Similar to the cross-border flow of commodities through trade, the global allocation of capital and the globalization of manufacturing are also subject to important domestic political influence. By increasing demand for production factors and supply of products, the inflow of IFDI will increase competitive pressures facing manufacturers in the host country. This effect is similar to the import of goods. As such, in the face of external competitive pressures, the host country’s manufacturers will oppose the inflow of foreign capital like they oppose the import of commodities unless restrictive measures are introduced. However, as revealed by the analysis on the attitudes of US semiconductor, renewable energy and steel manufacturers toward IFDI since the 1980s, whether or not the manufacturers of a host country will call for restrictive or discriminatory policy against IFDI is largely influenced by the magnitude of their commercial interests in the source country of investment. A major factor of such influence is the potential reaction of the source country. Specifically, when a manufacturer has significant commercial interests in the source country of investment, this manufacturer is more likely to have an open policy preference toward direct investment from this country, and vice versa.
IFDI policy, international interests, manufacturers, IFDI policy preferences JEL Classification Code: F23
1. IFDI Policy Preferences of Host Country Manufacturers

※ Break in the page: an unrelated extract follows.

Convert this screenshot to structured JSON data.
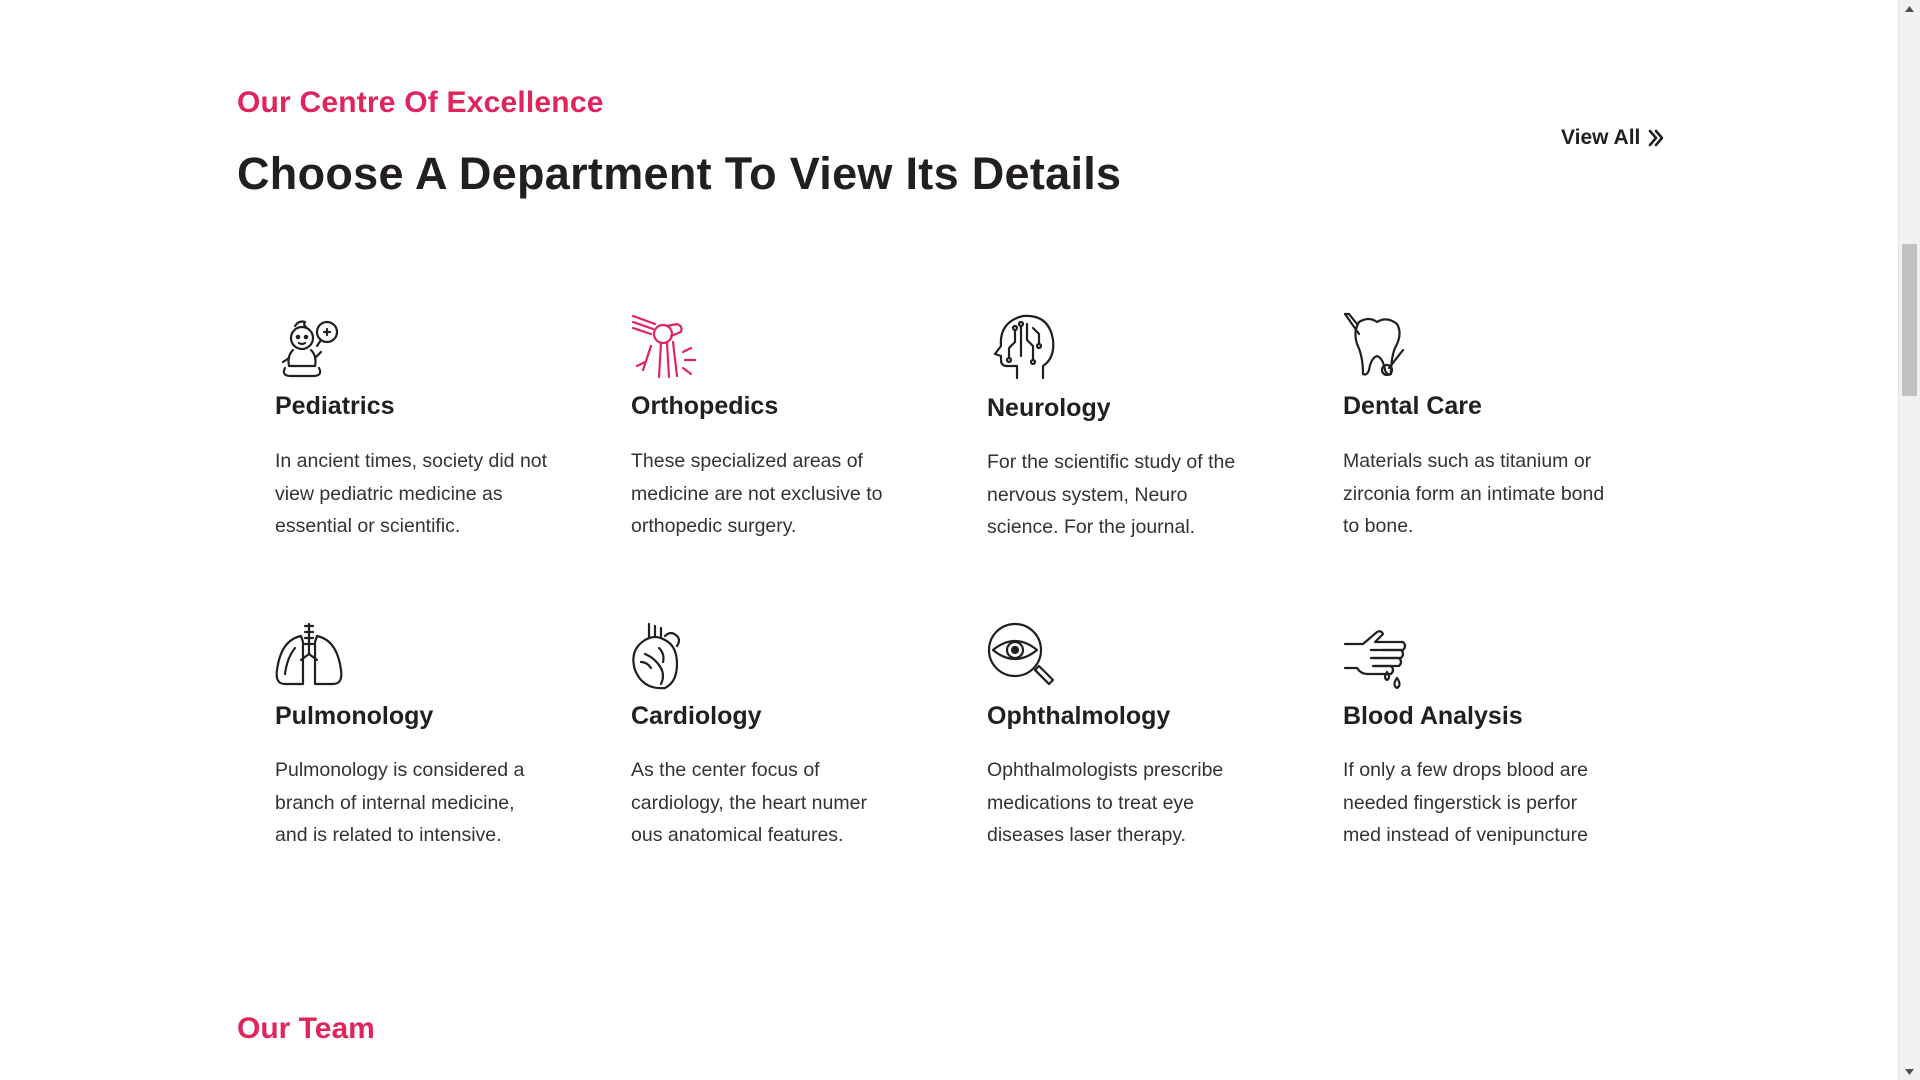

Countries generally adopt an open attitude toward inward direct foreign investment (IFDI), which is conducive to optimizing resource allocation and creating jobs. Despite their proactive efforts to attract IFDI, however, most countries have retained restrictive measures on foreign capital as well. Even the United States, a leading advocate of free capital flow across borders, also introduced myriad regulations and policies to restrict IFDI, including the prohibition of investment by foreign institutions in certain strategic industries, strict requirements on the shareholding proportion of foreign capital in specific sectors and the national security review on IFDI (Seitzinger, 2013). Apart from access restrictions, the United States often imposed discriminatory policies on foreign companies already operating on its home soil, which range from discriminatory subsidies for local and foreign companies to the local content requirement for foreign companies as a precondition for preferential tariff treatment.